About this exercise: I need every line that includes the word "true" copied from the material.

Source data:
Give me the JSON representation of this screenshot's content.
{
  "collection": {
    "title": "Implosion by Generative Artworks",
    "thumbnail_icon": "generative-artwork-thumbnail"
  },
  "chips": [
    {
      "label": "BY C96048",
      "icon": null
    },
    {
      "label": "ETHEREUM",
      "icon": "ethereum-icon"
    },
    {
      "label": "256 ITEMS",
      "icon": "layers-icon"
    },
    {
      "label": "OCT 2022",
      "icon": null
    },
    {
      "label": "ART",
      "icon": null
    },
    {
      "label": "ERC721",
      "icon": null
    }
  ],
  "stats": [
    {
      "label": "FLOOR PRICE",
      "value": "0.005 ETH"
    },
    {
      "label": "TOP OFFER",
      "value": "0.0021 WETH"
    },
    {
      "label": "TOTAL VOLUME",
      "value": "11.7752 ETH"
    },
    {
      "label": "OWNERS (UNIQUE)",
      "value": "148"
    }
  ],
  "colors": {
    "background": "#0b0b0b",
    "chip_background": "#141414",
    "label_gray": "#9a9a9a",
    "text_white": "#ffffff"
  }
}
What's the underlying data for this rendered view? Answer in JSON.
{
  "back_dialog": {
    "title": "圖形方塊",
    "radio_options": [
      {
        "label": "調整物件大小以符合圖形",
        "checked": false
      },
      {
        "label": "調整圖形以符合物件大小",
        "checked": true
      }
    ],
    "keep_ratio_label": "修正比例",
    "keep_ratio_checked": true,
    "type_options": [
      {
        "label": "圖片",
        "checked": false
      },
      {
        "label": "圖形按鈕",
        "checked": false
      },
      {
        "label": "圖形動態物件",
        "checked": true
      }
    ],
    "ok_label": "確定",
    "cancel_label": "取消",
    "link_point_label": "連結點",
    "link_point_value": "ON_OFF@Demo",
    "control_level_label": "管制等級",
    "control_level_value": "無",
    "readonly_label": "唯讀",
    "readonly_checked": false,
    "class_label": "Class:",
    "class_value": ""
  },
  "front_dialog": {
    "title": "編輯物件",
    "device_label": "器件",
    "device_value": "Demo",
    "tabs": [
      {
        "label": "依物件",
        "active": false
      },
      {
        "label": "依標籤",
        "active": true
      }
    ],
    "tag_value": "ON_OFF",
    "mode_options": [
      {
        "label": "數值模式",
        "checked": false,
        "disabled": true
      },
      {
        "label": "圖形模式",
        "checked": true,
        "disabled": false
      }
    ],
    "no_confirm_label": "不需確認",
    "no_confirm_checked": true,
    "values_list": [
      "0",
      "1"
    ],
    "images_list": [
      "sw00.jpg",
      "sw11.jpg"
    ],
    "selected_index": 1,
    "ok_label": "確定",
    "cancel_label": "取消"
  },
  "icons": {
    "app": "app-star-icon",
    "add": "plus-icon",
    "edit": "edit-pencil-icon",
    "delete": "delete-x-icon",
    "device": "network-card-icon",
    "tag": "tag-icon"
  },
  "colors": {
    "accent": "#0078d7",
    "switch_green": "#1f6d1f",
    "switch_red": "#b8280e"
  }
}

The answer:
        "checked": true
    "keep_ratio_checked": true,
        "checked": true
        "active": true
        "disabled": true
        "checked": true,
    "no_confirm_checked": true,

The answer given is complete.